YOUR TASK: Go through the lines of the material and count the ones with the word "JSON". Give that count alone.

SOURCE DATA Start Marker

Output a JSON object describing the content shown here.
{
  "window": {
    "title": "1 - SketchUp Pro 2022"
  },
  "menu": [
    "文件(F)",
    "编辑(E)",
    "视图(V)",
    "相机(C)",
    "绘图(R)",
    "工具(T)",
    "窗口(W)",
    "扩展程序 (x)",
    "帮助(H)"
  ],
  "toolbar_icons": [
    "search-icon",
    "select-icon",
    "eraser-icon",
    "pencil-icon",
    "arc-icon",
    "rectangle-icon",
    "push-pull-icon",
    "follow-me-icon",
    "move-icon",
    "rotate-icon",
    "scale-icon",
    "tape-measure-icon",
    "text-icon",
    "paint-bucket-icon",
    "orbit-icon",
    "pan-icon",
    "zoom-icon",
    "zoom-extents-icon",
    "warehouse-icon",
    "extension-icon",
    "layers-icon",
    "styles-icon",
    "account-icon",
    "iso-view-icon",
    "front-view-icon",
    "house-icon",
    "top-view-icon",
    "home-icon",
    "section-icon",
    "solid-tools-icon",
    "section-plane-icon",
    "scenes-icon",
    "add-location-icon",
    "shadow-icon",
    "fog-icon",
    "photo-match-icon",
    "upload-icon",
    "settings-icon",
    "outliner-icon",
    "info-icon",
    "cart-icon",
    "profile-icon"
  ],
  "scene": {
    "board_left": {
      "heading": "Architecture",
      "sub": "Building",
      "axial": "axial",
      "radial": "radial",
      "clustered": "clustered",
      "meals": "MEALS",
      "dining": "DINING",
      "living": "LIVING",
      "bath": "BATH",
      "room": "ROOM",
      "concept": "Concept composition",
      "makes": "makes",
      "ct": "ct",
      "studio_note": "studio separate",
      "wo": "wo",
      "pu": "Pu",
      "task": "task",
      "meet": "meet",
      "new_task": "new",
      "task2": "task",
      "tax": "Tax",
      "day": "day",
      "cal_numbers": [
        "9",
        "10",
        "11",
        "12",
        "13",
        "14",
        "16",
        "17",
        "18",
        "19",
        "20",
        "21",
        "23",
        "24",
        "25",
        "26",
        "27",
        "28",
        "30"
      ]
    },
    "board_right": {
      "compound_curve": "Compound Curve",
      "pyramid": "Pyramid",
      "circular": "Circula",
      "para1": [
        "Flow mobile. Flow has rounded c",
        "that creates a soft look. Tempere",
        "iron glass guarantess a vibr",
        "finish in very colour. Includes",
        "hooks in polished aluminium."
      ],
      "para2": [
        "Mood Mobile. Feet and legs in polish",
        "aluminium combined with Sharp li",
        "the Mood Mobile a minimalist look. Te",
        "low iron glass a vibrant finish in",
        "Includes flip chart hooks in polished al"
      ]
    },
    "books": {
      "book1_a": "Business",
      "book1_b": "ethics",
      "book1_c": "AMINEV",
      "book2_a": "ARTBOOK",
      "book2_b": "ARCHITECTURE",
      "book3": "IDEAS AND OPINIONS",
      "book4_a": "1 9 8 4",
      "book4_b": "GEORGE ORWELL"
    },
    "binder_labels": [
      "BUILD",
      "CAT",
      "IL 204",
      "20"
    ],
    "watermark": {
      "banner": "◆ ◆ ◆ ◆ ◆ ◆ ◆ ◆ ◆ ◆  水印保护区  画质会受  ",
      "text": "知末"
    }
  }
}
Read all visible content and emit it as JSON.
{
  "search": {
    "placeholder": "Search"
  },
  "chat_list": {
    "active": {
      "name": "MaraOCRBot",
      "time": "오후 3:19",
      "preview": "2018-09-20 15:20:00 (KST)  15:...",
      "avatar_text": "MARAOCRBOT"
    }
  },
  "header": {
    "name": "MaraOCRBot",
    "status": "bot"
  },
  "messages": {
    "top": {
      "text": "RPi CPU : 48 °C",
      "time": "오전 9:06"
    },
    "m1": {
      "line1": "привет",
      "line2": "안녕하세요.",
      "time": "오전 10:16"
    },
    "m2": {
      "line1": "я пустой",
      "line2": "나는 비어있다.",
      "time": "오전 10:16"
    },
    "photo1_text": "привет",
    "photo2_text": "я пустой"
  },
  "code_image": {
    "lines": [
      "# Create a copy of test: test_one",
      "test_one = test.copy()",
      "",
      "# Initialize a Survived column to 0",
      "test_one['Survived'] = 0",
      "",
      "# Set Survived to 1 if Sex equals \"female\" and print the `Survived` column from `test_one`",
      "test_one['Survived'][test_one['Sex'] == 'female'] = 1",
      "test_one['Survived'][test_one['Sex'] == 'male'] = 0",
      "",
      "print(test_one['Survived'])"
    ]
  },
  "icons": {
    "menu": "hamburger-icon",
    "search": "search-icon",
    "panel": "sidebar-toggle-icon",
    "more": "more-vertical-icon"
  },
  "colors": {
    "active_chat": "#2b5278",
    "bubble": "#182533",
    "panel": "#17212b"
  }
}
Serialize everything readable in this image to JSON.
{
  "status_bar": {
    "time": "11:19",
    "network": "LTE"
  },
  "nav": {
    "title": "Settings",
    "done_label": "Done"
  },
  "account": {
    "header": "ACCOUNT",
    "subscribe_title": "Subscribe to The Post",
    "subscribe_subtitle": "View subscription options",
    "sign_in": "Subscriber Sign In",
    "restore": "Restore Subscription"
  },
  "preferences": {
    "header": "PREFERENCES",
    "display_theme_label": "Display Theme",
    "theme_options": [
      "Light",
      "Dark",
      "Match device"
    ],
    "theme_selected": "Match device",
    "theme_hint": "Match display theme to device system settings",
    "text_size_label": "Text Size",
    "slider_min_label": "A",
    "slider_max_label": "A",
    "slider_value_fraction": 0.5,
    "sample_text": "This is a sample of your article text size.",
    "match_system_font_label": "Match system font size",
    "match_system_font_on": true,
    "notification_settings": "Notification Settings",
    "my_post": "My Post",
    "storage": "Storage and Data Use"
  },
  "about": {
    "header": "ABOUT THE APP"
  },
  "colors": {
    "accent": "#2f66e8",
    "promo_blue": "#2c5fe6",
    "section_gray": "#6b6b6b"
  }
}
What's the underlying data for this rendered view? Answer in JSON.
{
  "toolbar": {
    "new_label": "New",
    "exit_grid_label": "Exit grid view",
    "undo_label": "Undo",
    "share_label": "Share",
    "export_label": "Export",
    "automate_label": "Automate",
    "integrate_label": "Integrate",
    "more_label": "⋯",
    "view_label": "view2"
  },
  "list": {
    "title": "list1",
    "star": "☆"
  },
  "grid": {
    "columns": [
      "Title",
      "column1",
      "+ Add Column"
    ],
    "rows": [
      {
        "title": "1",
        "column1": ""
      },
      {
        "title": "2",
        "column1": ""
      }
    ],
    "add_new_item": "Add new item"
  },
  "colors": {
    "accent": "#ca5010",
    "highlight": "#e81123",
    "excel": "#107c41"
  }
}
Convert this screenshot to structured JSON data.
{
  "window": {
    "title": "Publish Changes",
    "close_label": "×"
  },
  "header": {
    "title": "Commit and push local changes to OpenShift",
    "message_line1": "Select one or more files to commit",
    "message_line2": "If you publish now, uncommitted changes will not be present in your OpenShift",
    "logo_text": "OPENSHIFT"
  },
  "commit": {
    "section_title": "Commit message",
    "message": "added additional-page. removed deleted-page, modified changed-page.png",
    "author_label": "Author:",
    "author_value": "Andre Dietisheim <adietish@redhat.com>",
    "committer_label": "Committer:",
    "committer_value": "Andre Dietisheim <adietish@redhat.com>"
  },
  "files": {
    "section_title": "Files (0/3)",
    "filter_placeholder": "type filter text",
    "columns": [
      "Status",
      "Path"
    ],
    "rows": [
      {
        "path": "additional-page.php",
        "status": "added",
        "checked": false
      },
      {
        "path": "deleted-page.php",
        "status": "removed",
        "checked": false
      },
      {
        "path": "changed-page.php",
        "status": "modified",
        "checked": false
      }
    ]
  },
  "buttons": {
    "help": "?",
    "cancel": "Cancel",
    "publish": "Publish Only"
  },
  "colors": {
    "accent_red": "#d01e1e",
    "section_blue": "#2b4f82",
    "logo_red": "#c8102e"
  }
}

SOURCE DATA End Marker

REPLY TO THE EXERCISE: 5